And he is not finished yet. Goenka is now taking an even bigger risk by getting M&M to invest in automotive technology development—an area that has been the exclusive preserve of fat-pocketed global car majors. But he isn’t worried. Because, as Professor Vijay Govindarajan, Coxe Distinguished Professor of Management at Dartmouth’s Tuck School of Business and an expert on innovation, puts it, “Leaders act with courage—making decisions without full information and in the face of enormous uncertainty and potential risk. They are not afraid to fail.”

The transformation had a slow beginning. The availability of meagre resources in 1993-94 did not permit large-scale investment in research. Goenka, consequently, focussed on fixing what was possible—and necessary—to at least set the ball of product development rolling: For instance, various departments for computer-aided design as well as engineering and vehicle design were set up and staffed.
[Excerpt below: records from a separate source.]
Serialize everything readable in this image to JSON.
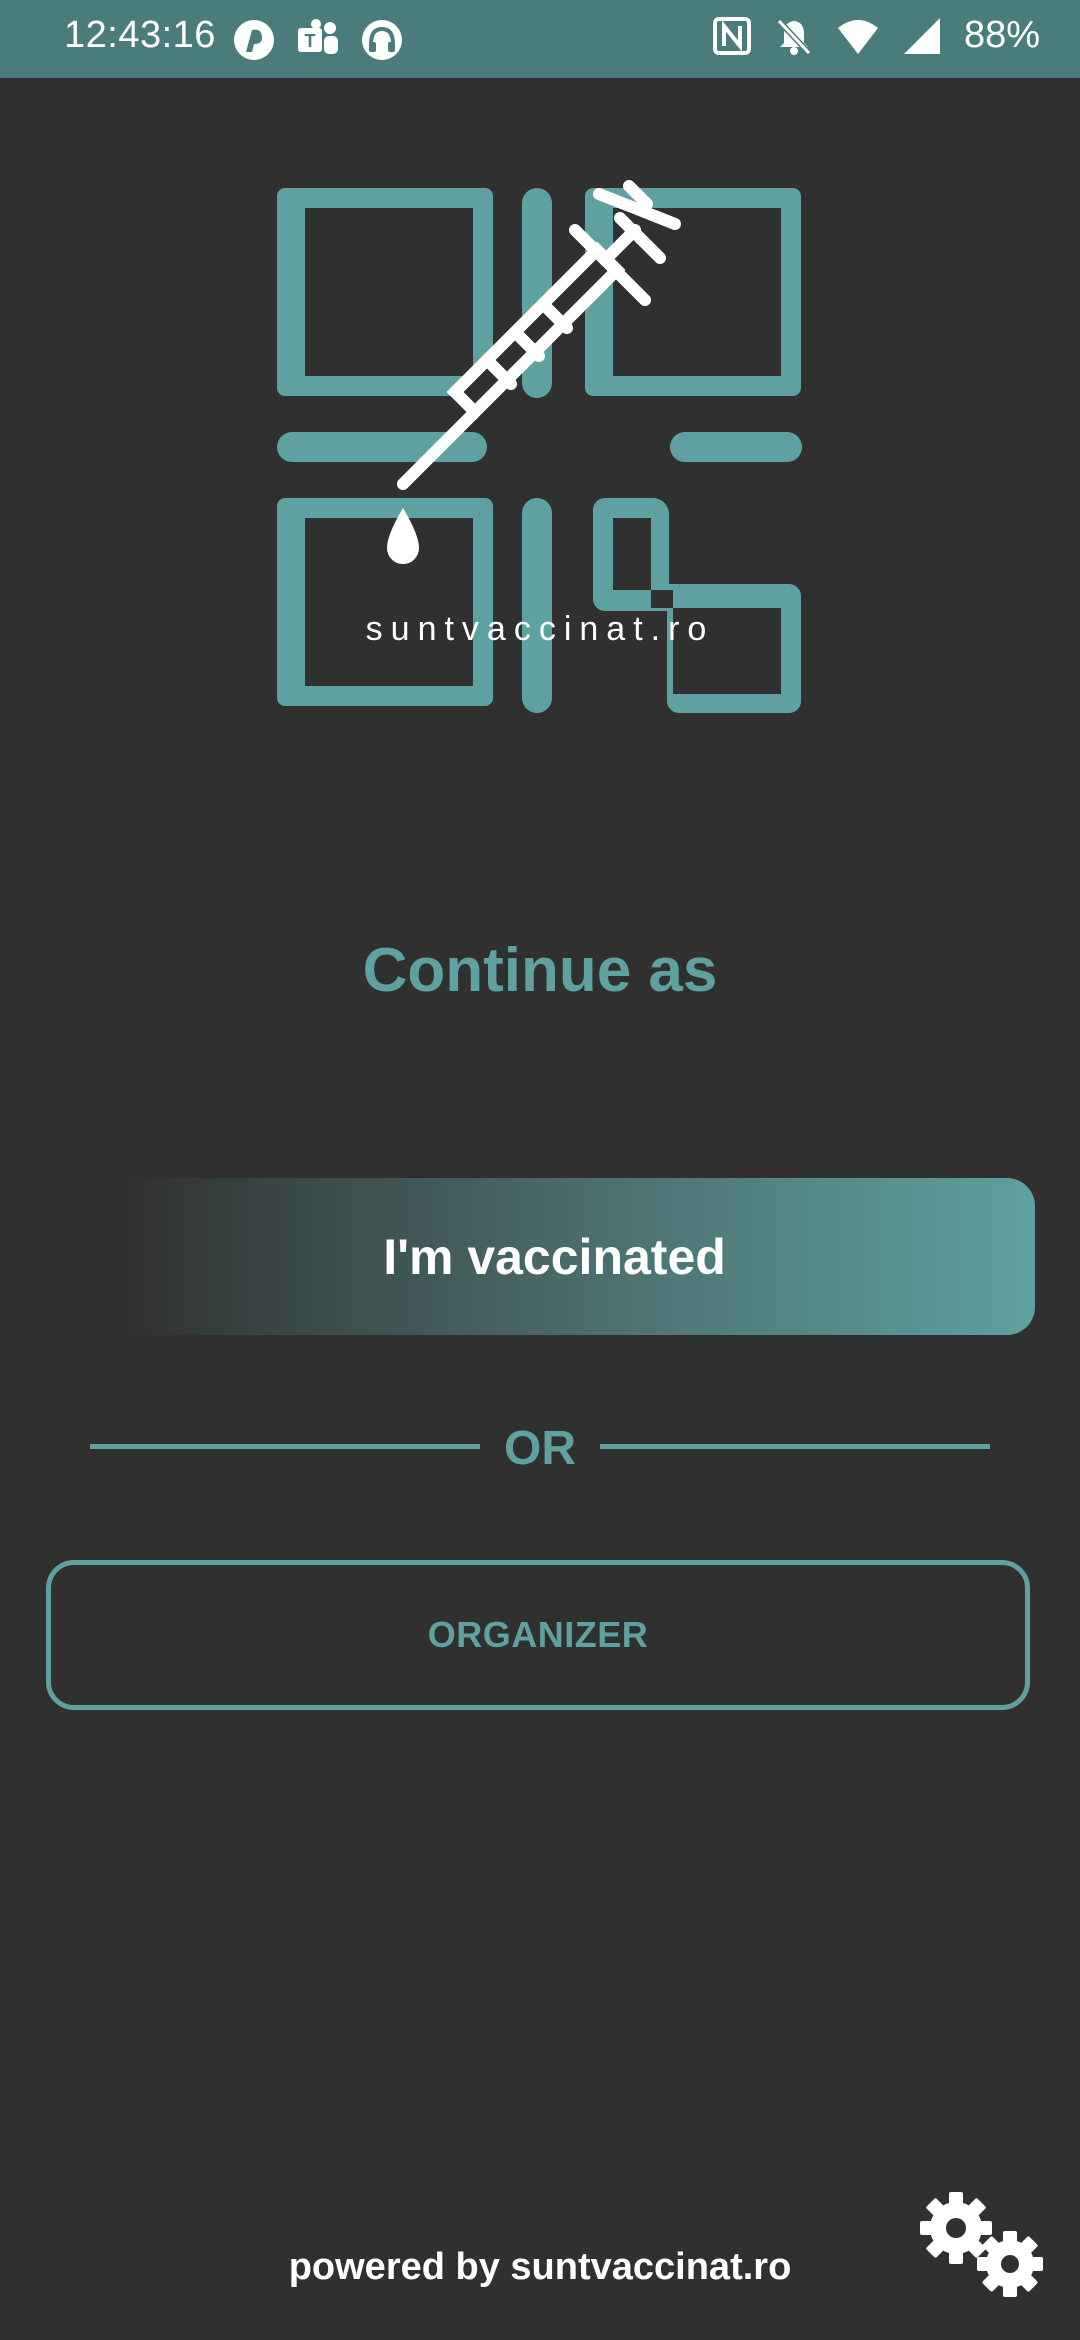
{
  "status_bar": {
    "time": "12:43:16",
    "battery": "88%",
    "left_icons": [
      "app-notification-icon",
      "teams-icon",
      "headset-icon"
    ],
    "right_icons": [
      "nfc-icon",
      "bell-off-icon",
      "wifi-icon",
      "signal-icon"
    ],
    "color": "#4a7c7b"
  },
  "logo": {
    "text": "suntvaccinat.ro",
    "color": "#5fa0a0"
  },
  "main": {
    "title": "Continue as",
    "primary_button_label": "I'm vaccinated",
    "divider_text": "OR",
    "secondary_button_label": "ORGANIZER"
  },
  "footer": {
    "powered_by": "powered by suntvaccinat.ro",
    "settings_icon": "gears-icon"
  },
  "colors": {
    "background": "#303030",
    "accent": "#5fa0a0",
    "text": "#ffffff"
  }
}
The minimum requirement of infrastructure was built and people were trained.

This done, the first product to emerge from their newly-refurbished shop was a pick-up truck in 1997, followed by Bolero, an SUV, in 2000 which replaced their Armada, which had been launched in 1993. (M&M, which was established in 1948, had initially assembled multi-utility vehicles under a licence agreement with Willys Jeep. It continued its manufacturing activity through similar arrangements).

Though Bolero was the first product to be developed in-house, it used the Armada’s chassis, roof and door. Investment in it was kept low at Rs 30 crore. “Bolero’s success was beyond our wildest dreams. More than 14 years later, it still sells one lakh units a year,” points out Goenka. Bolero also bolstered—and widened—the company’s product range which had, thus far, included pick-up trucks and jeeps predominantly focussed on the rural markets.

Report:N Madhavan
Source: Forbes India

Share This Post